Copyright © 2021 Albuquerque Journal
When the city of Santa Fe furloughed hundreds of employees in April in response to a pandemic-induced budget crisis, many called it a controversial decision – but it may prove to be an expensive one, as well.
The Public Employee Labor Relations Board issued a ruling Wednesday finding city officials had committed an unfair labor practice by failing to provide proper notification before issuing the furloughs. As a result, the city will have to pay damages to affected employees, with the exact amount being decided at a later date.
The complaint had been filed by American Federation of State, County and Municipal Employees (AFSCME) Local 3999, the union for city employees, in April, just before city councilors narrowly approved a first wave of furloughs.
Those furloughs saw many lower-wage employees take a deeper pay cut, sometimes as high as 40%. At the time, many employees said they also didn’t qualify for unemployment, exacerbating the economic loss brought on by the furlough.
That frustration became palpable when union members organized a demonstration outside Santa Fe City Hall ahead of the council’s vote. AFSCME members took a vote of no confidence in Mayor Alan Webber in August, with the furloughs cited as one of the primary reasons.
The union’s attorneys stated in their complaint that the city did not notify employees 28 days before furloughs were set to begin, a requirement in the bargaining agreement between the union and the city.
AFSCME also alleged the city did not provide relevant documentation regarding the furloughs, such as how city officials calculated an estimated $100 million deficit caused by the pandemic.
The city had said the fiscal emergency brought on by the pandemic forced them to issue furloughs earlier than the 28-day requirement. The pandemic crushed Santa Fe’s tourism market, depleting the city of a traditionally reliable revenue source.
The city spent a large part of 2020 making deep budget cuts and reorganizing city departments.
“Rapid decisions had to be made to address the burden,” Senior Assistant City Attorney Christopher Ryan told Board members Wednesday.
Labor Relations Board Hearing Officer Thomas Griego ruled in September that the city committed a violation by not providing request documentation.
However, he said the city forgoing the 28-day requirement was allowed, given the circumstances, and elected not to award any damages to employees.
The union soon filed an appeal, claiming the city owed employees damages for wages lost during the furloughs.
In the ruling issued by the Labor Relations Board on Wednesday regarding the appeal, two key changes were made: the 28-day violation was labeled a prohibited practice and the city would have to pay damages.
“The city’s failure to provide the length of notice … constituted a prohibited labor practice,” Board Chair Marianne Bowers said when issuing the ruling.
The city and union will now have to negotiate how much each furloughed union member will receive in damages. If an agreement cannot be reached, the Labor Relations Board will render a decision.

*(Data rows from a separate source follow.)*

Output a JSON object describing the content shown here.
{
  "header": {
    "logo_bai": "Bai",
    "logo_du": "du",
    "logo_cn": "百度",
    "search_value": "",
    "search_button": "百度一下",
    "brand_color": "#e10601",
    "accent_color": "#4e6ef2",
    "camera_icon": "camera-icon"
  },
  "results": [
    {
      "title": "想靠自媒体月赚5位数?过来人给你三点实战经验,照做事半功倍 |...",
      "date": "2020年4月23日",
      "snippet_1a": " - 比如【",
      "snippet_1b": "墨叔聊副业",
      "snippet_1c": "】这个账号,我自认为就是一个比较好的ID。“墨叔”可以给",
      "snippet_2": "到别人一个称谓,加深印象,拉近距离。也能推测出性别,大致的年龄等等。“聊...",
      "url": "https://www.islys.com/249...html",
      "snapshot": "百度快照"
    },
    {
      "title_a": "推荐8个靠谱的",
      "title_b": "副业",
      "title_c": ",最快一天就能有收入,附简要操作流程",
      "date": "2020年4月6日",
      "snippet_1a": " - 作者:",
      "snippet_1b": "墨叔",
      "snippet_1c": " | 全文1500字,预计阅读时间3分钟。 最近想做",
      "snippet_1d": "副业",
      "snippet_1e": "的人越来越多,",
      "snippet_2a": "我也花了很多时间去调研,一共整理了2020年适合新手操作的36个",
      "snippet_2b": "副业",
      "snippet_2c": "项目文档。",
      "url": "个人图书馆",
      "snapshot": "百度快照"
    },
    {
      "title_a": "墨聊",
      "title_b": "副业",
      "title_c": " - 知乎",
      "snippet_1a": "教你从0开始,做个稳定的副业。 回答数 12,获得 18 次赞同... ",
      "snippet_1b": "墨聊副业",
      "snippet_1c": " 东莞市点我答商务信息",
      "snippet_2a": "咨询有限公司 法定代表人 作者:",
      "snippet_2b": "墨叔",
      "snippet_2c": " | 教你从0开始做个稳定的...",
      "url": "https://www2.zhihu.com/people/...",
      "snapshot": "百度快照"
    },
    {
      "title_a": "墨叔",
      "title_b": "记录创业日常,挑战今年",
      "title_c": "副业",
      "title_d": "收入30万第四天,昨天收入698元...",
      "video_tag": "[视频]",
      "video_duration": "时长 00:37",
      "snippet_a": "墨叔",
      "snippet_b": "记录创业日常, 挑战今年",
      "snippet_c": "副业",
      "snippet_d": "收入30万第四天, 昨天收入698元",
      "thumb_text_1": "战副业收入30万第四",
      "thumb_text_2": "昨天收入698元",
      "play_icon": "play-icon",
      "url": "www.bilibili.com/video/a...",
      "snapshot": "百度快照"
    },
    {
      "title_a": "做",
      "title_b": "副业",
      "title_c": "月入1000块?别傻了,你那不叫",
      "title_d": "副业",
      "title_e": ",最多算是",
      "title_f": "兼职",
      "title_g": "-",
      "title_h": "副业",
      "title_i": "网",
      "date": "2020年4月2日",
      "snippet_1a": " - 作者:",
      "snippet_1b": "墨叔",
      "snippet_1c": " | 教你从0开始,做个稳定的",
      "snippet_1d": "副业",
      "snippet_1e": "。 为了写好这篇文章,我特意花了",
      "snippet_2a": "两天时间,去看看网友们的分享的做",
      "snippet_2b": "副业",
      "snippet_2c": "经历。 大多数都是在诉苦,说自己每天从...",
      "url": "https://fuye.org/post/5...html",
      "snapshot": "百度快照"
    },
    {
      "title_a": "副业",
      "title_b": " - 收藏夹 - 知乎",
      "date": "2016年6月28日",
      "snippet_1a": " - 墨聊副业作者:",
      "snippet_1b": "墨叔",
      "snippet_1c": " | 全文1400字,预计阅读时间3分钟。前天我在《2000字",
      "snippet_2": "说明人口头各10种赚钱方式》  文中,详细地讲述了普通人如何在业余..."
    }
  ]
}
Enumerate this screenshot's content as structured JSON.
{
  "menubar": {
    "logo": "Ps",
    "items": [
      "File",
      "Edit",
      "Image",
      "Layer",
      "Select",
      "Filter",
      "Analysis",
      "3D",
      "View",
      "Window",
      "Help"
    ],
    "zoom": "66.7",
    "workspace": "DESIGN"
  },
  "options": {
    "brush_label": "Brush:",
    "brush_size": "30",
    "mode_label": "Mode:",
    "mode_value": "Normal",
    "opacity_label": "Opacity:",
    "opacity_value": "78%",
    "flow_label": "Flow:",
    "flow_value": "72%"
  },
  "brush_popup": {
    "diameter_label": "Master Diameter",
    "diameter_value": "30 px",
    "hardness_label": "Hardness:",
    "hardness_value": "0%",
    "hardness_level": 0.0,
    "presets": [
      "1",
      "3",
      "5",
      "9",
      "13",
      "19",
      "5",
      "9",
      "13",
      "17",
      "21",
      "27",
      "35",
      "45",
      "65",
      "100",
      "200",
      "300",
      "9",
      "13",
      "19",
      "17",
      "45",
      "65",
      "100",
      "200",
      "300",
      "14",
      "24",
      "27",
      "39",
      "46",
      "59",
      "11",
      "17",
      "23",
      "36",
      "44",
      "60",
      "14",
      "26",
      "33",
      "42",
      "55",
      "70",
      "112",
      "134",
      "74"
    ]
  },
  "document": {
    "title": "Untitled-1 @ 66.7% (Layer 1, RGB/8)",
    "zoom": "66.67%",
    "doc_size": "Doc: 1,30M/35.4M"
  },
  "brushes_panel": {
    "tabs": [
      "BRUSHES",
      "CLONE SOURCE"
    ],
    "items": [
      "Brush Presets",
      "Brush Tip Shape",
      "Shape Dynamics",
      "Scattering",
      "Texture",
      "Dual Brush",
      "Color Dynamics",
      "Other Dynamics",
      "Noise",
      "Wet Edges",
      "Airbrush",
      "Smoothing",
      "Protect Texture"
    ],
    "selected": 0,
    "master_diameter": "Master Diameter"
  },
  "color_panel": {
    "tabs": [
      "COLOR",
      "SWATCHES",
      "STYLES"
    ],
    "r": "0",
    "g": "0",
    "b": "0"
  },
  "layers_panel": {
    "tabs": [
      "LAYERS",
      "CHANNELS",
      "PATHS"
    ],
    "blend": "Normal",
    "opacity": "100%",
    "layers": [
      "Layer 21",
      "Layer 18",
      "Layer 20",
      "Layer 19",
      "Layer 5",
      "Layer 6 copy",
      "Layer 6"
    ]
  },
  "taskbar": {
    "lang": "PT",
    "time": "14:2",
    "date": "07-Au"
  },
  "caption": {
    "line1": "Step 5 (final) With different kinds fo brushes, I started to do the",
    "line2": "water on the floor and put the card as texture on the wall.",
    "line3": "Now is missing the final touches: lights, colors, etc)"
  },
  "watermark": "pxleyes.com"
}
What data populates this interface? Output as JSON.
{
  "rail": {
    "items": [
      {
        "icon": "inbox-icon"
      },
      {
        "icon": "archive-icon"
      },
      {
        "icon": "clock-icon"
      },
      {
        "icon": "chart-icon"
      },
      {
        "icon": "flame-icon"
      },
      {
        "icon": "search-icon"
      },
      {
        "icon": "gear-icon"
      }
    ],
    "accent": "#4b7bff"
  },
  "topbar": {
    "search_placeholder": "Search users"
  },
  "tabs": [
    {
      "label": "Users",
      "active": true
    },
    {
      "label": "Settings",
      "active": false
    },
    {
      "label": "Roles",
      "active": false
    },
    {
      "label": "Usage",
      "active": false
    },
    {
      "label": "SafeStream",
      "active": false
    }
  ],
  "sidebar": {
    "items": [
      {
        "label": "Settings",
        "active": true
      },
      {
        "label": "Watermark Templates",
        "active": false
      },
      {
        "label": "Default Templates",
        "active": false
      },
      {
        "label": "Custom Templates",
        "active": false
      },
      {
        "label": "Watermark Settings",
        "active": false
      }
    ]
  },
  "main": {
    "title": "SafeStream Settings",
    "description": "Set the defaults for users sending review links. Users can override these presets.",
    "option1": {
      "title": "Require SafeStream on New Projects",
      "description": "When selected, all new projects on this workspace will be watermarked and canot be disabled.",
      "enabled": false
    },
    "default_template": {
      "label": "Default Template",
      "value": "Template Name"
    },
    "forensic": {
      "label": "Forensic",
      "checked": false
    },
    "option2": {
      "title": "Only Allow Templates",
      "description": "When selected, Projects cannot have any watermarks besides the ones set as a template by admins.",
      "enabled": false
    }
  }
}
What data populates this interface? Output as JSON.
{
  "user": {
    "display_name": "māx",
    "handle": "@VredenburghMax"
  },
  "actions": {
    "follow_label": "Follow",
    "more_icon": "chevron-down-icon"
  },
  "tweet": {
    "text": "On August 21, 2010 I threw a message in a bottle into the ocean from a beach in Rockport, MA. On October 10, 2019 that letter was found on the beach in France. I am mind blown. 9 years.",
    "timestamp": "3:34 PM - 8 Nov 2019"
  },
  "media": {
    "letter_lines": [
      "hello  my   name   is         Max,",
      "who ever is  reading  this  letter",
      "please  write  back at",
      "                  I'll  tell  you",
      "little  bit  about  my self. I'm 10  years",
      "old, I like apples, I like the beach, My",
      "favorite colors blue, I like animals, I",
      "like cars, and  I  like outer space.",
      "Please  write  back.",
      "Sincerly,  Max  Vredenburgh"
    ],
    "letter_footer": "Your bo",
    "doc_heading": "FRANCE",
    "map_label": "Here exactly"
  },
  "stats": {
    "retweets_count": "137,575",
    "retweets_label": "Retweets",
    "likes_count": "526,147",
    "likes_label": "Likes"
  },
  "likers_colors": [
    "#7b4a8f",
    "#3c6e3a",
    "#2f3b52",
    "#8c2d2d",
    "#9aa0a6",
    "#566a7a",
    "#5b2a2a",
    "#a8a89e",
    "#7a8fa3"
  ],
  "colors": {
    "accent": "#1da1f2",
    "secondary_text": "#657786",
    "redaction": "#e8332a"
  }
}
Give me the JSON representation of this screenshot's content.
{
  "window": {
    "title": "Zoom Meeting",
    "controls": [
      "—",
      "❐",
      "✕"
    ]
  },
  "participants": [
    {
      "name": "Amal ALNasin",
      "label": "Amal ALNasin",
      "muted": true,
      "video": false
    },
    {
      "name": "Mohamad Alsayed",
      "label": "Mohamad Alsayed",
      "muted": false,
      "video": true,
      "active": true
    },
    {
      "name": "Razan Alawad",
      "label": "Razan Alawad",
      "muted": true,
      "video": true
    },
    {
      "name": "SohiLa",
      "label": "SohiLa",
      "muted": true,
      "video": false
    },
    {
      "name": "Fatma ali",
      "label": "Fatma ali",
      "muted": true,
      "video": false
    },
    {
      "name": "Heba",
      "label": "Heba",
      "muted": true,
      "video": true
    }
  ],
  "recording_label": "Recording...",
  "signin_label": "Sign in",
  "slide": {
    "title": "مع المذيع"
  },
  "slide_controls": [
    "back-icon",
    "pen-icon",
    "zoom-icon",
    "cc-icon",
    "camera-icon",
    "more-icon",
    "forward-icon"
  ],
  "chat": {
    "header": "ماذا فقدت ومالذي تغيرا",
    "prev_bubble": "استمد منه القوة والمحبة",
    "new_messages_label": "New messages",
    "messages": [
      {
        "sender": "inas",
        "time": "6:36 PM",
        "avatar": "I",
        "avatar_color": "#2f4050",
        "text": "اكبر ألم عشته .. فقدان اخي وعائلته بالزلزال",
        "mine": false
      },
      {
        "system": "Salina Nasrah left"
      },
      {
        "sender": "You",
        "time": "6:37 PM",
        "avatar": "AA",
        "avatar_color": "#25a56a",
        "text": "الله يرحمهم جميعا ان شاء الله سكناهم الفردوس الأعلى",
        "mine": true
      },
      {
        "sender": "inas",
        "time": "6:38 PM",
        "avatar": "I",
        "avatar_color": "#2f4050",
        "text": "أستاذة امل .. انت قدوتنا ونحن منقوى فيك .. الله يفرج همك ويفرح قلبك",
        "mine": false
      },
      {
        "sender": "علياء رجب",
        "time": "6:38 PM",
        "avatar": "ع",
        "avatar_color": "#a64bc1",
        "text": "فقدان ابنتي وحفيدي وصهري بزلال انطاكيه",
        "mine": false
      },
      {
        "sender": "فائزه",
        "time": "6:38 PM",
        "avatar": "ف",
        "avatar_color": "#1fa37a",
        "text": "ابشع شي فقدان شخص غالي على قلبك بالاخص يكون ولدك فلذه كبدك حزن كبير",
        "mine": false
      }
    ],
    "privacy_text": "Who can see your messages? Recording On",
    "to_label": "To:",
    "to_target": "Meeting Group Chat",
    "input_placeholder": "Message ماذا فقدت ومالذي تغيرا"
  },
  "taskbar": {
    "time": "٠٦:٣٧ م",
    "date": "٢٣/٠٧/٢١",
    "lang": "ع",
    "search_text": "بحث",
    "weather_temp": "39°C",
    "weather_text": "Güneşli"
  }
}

The parking, recreation and library divisions saw some of the largest cuts, Local 3999 President Gilbert Baca said. Those who received furloughs of 16 hours per week will most likely receive higher damages than those furloughed for fewer hours. Only union members are eligible to receive any damages.
“We tried to work with the city from day one,” Baca told the Journal after the hearing. “They just try to shove stuff down our throats and justice has prevailed today for my members.”
Webber and Ryan declined a phone interview with the Journal.
The exact amount of damages is still undecided, but union representatives have at least one figure they’ll bring to the negotiating table.
When the city announced the first wave of furloughs, it stated they would save around $1.4 million at the time. Attorney Stephen Curtice, who represents AFSCME, said that could be a starting point for negotiations, but a lack of information from the city makes it difficult to know.
“I don’t know how they came up with that number,” Curtice said. “They did not provide that to us.”